Those who knew Debra Friedman professionally knew a fierce, no-nonsense chancellor who had an unfaltering vision for the direction of the University of Washington Tacoma.
Those who knew her personally say that drive was eclipsed by compassion, a motherly instinct and a desire to see others succeed.
Both sides of Friedman were shared Saturday as hundreds of friends, family, students and professional acquaintances joined to remember a woman who in her short time at the school left a lasting legacy.
“As the chapters are written about this university, her’s will be the first,” said UW President Michael Young.
Friedman, 58, died Jan. 26 after a short battle with lung cancer.
Her death took many by surprise. A private woman, Friedman didn’t share she was sick. She even wrestled with telling her daughter after her September diagnosis. She preferred everyone focus on the school, not her illness, daughter Eliana Hechter said.
“There is no better way to honor her legacy than to continue it,” Hechter told the almost capacity crowd at William W. Philip Hall on the university campus.
“My mother’s love survives in me, and I know her love survives in the University of Washington Tacoma,” she said. “Let her love reside in you.”
Saturday’s ceremony and reception were cathartic for attendees. They shared stories of the feisty chancellor they said could be intimidating at first, but who had a soft side.
Col. Charles Hodges Jr., base commander at Joint Base Lewis-McChord, teased he was happy to learn he wasn’t the only one Friedman intimidated. The two talked monthly about ways to connect veterans, soldiers and their families with the university. That included providing guidance counselors for those leaving the military and offering courses and programs to meet their needs.

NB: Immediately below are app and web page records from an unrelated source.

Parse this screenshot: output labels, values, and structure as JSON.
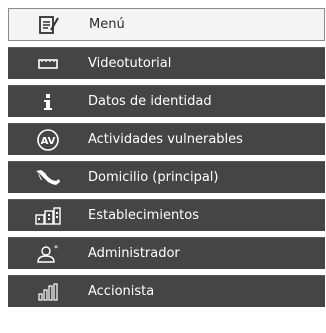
{
  "menu": {
    "header": {
      "label": "Menú",
      "icon": "notepad-edit-icon"
    },
    "items": [
      {
        "label": "Videotutorial",
        "icon": "video-icon"
      },
      {
        "label": "Datos de identidad",
        "icon": "info-icon"
      },
      {
        "label": "Actividades vulnerables",
        "icon": "av-circle-icon"
      },
      {
        "label": "Domicilio (principal)",
        "icon": "mexico-map-icon"
      },
      {
        "label": "Establecimientos",
        "icon": "buildings-icon"
      },
      {
        "label": "Administrador",
        "icon": "user-star-icon"
      },
      {
        "label": "Accionista",
        "icon": "bar-chart-icon"
      }
    ]
  }
}
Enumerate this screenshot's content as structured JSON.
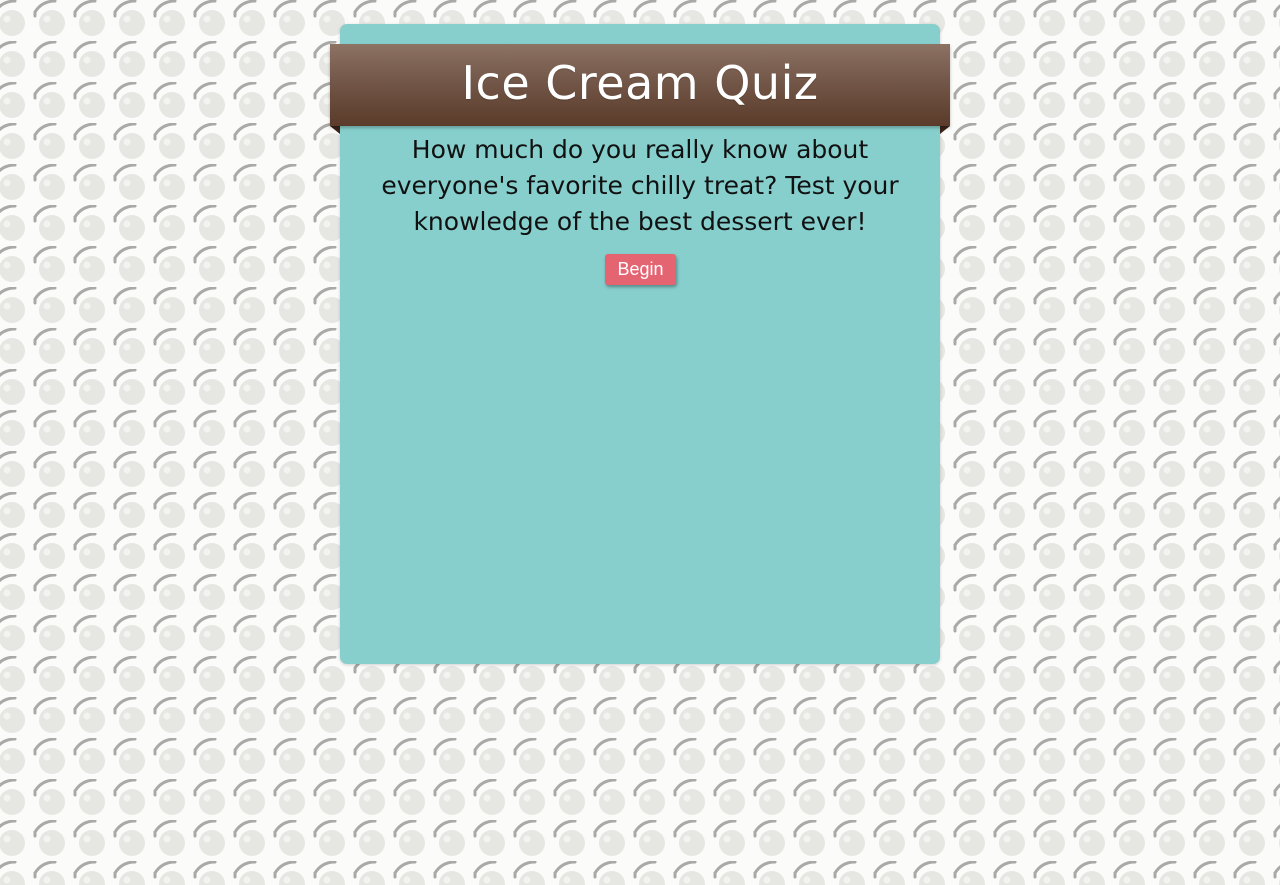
{
  "page": {
    "background_pattern_icon": "cherry-icon"
  },
  "quiz": {
    "title": "Ice Cream Quiz",
    "intro": "How much do you really know about everyone's favorite chilly treat? Test your knowledge of the best dessert ever!",
    "begin_label": "Begin"
  },
  "colors": {
    "card": "#86cfcd",
    "ribbon_top": "#8d7364",
    "ribbon_bottom": "#5b3b2a",
    "button": "#e46472",
    "page_background": "#fbfbfa"
  }
}
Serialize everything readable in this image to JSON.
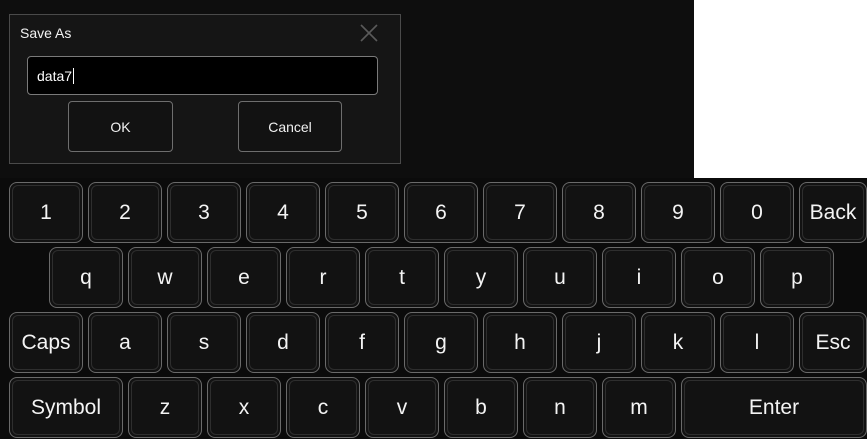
{
  "dialog": {
    "title": "Save As",
    "filename_value": "data7",
    "close_icon": "close-icon",
    "ok_label": "OK",
    "cancel_label": "Cancel"
  },
  "keyboard": {
    "rows": [
      [
        "1",
        "2",
        "3",
        "4",
        "5",
        "6",
        "7",
        "8",
        "9",
        "0",
        "Back"
      ],
      [
        "q",
        "w",
        "e",
        "r",
        "t",
        "y",
        "u",
        "i",
        "o",
        "p"
      ],
      [
        "Caps",
        "a",
        "s",
        "d",
        "f",
        "g",
        "h",
        "j",
        "k",
        "l",
        "Esc"
      ],
      [
        "Symbol",
        "z",
        "x",
        "c",
        "v",
        "b",
        "n",
        "m",
        "Enter"
      ]
    ]
  },
  "colors": {
    "background": "#0e0e0e",
    "key_border": "#6a6a6a",
    "text": "#f4f4f4"
  }
}
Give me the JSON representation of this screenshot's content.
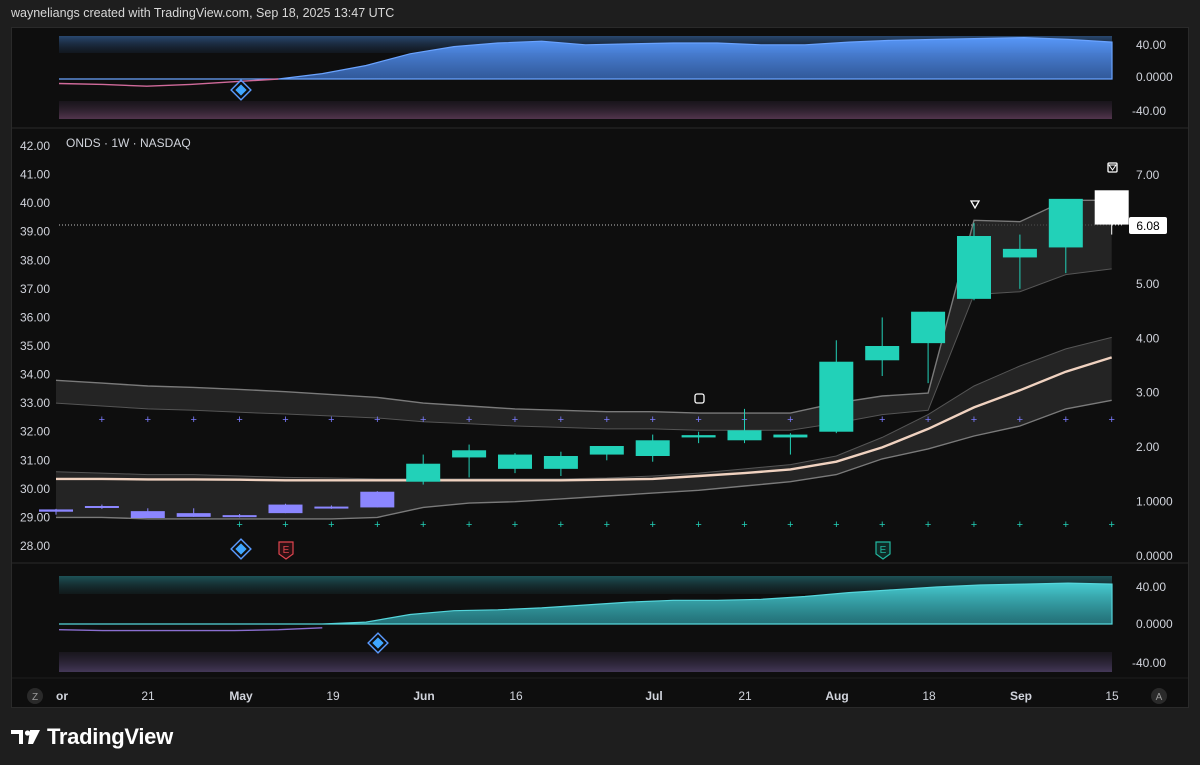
{
  "header": {
    "attribution": "wayneliangs created with TradingView.com, Sep 18, 2025 13:47 UTC"
  },
  "footer": {
    "brand": "TradingView"
  },
  "buttons": {
    "left": "Z",
    "right": "A"
  },
  "chart_data": {
    "type": "candlestick",
    "symbol_label": "ONDS · 1W · NASDAQ",
    "last_price_label": "6.08",
    "left_axis": {
      "ticks": [
        "42.00",
        "41.00",
        "40.00",
        "39.00",
        "38.00",
        "37.00",
        "36.00",
        "35.00",
        "34.00",
        "33.00",
        "32.00",
        "31.00",
        "30.00",
        "29.00",
        "28.00"
      ],
      "range": [
        28,
        42
      ]
    },
    "right_axis": {
      "ticks": [
        "7.00",
        "6.00",
        "5.00",
        "4.00",
        "3.00",
        "2.00",
        "1.0000",
        "0.0000"
      ],
      "range": [
        0,
        7
      ]
    },
    "x_ticks": [
      "or",
      "21",
      "May",
      "19",
      "Jun",
      "16",
      "Jul",
      "21",
      "Aug",
      "18",
      "Sep",
      "15"
    ],
    "candles": [
      {
        "o": 29.2,
        "h": 29.3,
        "l": 29.1,
        "c": 29.28
      },
      {
        "o": 29.4,
        "h": 29.45,
        "l": 29.3,
        "c": 29.35
      },
      {
        "o": 29.22,
        "h": 29.32,
        "l": 28.98,
        "c": 28.98
      },
      {
        "o": 29.15,
        "h": 29.32,
        "l": 29.02,
        "c": 29.02
      },
      {
        "o": 29.08,
        "h": 29.12,
        "l": 29.0,
        "c": 29.02
      },
      {
        "o": 29.45,
        "h": 29.48,
        "l": 29.15,
        "c": 29.15
      },
      {
        "o": 29.38,
        "h": 29.42,
        "l": 29.3,
        "c": 29.32
      },
      {
        "o": 29.9,
        "h": 29.92,
        "l": 29.35,
        "c": 29.35
      },
      {
        "o": 30.25,
        "h": 31.2,
        "l": 30.15,
        "c": 30.88
      },
      {
        "o": 31.1,
        "h": 31.55,
        "l": 30.4,
        "c": 31.35
      },
      {
        "o": 30.7,
        "h": 31.25,
        "l": 30.55,
        "c": 31.2
      },
      {
        "o": 30.7,
        "h": 31.3,
        "l": 30.45,
        "c": 31.15
      },
      {
        "o": 31.2,
        "h": 31.45,
        "l": 31.0,
        "c": 31.5
      },
      {
        "o": 31.15,
        "h": 31.9,
        "l": 30.95,
        "c": 31.7
      },
      {
        "o": 31.8,
        "h": 32.0,
        "l": 31.6,
        "c": 31.88
      },
      {
        "o": 31.7,
        "h": 32.8,
        "l": 31.6,
        "c": 32.05
      },
      {
        "o": 31.8,
        "h": 31.95,
        "l": 31.2,
        "c": 31.9
      },
      {
        "o": 32.0,
        "h": 35.2,
        "l": 31.95,
        "c": 34.45
      },
      {
        "o": 34.5,
        "h": 36.0,
        "l": 33.95,
        "c": 35.0
      },
      {
        "o": 35.1,
        "h": 36.2,
        "l": 33.7,
        "c": 36.2
      },
      {
        "o": 36.65,
        "h": 39.3,
        "l": 36.6,
        "c": 38.85
      },
      {
        "o": 38.1,
        "h": 38.9,
        "l": 37.0,
        "c": 38.4
      },
      {
        "o": 38.45,
        "h": 39.4,
        "l": 37.55,
        "c": 40.15
      },
      {
        "o": 39.25,
        "h": 40.3,
        "l": 38.9,
        "c": 40.45
      }
    ],
    "top_oscillator": {
      "axis": [
        "40.00",
        "0.0000",
        "-40.00"
      ],
      "range": [
        -60,
        60
      ]
    },
    "bottom_oscillator": {
      "axis": [
        "40.00",
        "0.0000",
        "-40.00"
      ],
      "range": [
        -60,
        60
      ]
    },
    "marker_labels": {
      "earnings": "E"
    },
    "colors": {
      "up": "#22d1b8",
      "down": "#8b86ff",
      "last": "#ffffff",
      "ma": "#f0d2c0",
      "top_osc": "#4f8ff0",
      "bottom_osc": "#2fc0cc"
    }
  }
}
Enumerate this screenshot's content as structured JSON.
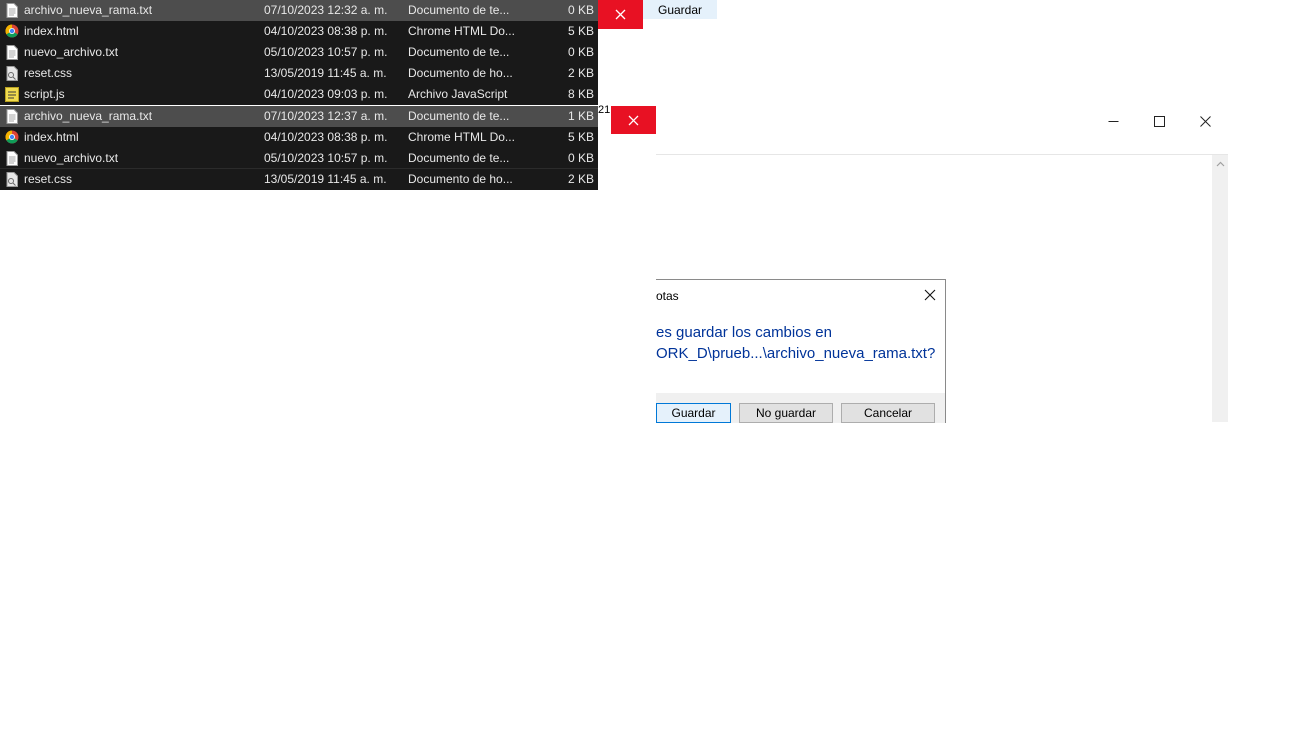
{
  "file_list_top": [
    {
      "name": "archivo_nueva_rama.txt",
      "date": "07/10/2023 12:32 a. m.",
      "type": "Documento de te...",
      "size": "0 KB",
      "icon": "text-file-icon",
      "selected": true
    },
    {
      "name": "index.html",
      "date": "04/10/2023 08:38 p. m.",
      "type": "Chrome HTML Do...",
      "size": "5 KB",
      "icon": "chrome-icon",
      "selected": false
    },
    {
      "name": "nuevo_archivo.txt",
      "date": "05/10/2023 10:57 p. m.",
      "type": "Documento de te...",
      "size": "0 KB",
      "icon": "text-file-icon",
      "selected": false
    },
    {
      "name": "reset.css",
      "date": "13/05/2019 11:45 a. m.",
      "type": "Documento de ho...",
      "size": "2 KB",
      "icon": "css-file-icon",
      "selected": false
    },
    {
      "name": "script.js",
      "date": "04/10/2023 09:03 p. m.",
      "type": "Archivo JavaScript",
      "size": "8 KB",
      "icon": "js-file-icon",
      "selected": false
    }
  ],
  "file_list_bottom": [
    {
      "name": "archivo_nueva_rama.txt",
      "date": "07/10/2023 12:37 a. m.",
      "type": "Documento de te...",
      "size": "1 KB",
      "icon": "text-file-icon",
      "selected": true
    },
    {
      "name": "index.html",
      "date": "04/10/2023 08:38 p. m.",
      "type": "Chrome HTML Do...",
      "size": "5 KB",
      "icon": "chrome-icon",
      "selected": false
    },
    {
      "name": "nuevo_archivo.txt",
      "date": "05/10/2023 10:57 p. m.",
      "type": "Documento de te...",
      "size": "0 KB",
      "icon": "text-file-icon",
      "selected": false
    },
    {
      "name": "reset.css",
      "date": "13/05/2019 11:45 a. m.",
      "type": "Documento de ho...",
      "size": "2 KB",
      "icon": "css-file-icon",
      "selected": false
    }
  ],
  "top_strip": {
    "save_label": "Guardar"
  },
  "fragment_text": "21",
  "dialog": {
    "title": "otas",
    "message_line1": "es guardar los cambios en",
    "message_line2": "ORK_D\\prueb...\\archivo_nueva_rama.txt?",
    "save_label": "Guardar",
    "dont_save_label": "No guardar",
    "cancel_label": "Cancelar"
  },
  "colors": {
    "close_red": "#e81123",
    "list_bg": "#191919",
    "selected_row": "#4d4d4d",
    "dialog_text": "#003399",
    "default_button": "#0078d7"
  }
}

Friedman’s ability to understand the military lifestyle and how the base fit in with the larger community was rare a find, Hodges said.
“She really was an inspiration to me personally,” he said.
Friedman earned her graduate degrees from UW, a master’s and doctorate in sociology, and received an excellence in teaching award. She was an associate dean and associate provost at the Seattle campus and served as vice president at Arizona State University’s downtown Phoenix campus.
She returned to UW and came to the Tacoma campus in 2011.
Friend Gail Weyerhaeuser spoke of a woman not everyone got to see.
Friedman would do anything for her daughter and was proud of her child’s academic accomplishments. Hechter graduated from the University of Washington in Seattle. Hechter graduated in 2006 as a Rhodes Scholar and went on to graduate from Oxford University.
Friedman also was passionate about seeing mothers succeed academically and professionally, Weyerhaeuser said.
“She understood the challenge of trying to do it all,” she said.
Pierce County Executive Pat McCarthy, a member of the second graduating class from UW Tacoma, said Friedman knew that for the university to succeed it needed to connect with the community.
“She knew what this campus should and could be,” McCarthy said. “This university has lifted the community as a whole – the city of Tacoma, but also really Pierce County.”
Although at the school just shy of three years, the programs Friedman put in place and the growth she spurred will be pivotal for the school’s continued success and expansion, said good friend and UW Provost Ana Mari Cauce.
“Her life was too short. Her time here at University of Washington Tacoma was too short,” Cauce said. “But then again, a year of Debra was like a decade with anybody else.”
Brynn Grimley: 253-597-8467